YOUR INSTRUCTIONS: Nothing but an exact copy of the data should be given.

LISTED ENTRIES:
....

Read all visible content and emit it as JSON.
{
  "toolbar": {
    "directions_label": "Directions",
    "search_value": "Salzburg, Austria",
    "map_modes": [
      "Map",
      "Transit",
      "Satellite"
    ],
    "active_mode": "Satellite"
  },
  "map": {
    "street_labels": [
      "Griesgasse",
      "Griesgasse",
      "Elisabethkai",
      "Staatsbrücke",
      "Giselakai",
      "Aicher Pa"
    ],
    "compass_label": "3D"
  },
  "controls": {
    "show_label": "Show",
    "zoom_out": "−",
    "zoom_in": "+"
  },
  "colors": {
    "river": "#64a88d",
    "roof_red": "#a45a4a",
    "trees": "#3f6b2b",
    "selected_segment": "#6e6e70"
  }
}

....

SOLUTION:
Read all visible content and emit it as JSON.
{
  "toolbar": {
    "directions_label": "Directions",
    "search_value": "Salzburg, Austria",
    "map_modes": [
      "Map",
      "Transit",
      "Satellite"
    ],
    "active_mode": "Satellite"
  },
  "map": {
    "street_labels": [
      "Griesgasse",
      "Griesgasse",
      "Elisabethkai",
      "Staatsbrücke",
      "Giselakai",
      "Aicher Pa"
    ],
    "compass_label": "3D"
  },
  "controls": {
    "show_label": "Show",
    "zoom_out": "−",
    "zoom_in": "+"
  },
  "colors": {
    "river": "#64a88d",
    "roof_red": "#a45a4a",
    "trees": "#3f6b2b",
    "selected_segment": "#6e6e70"
  }
}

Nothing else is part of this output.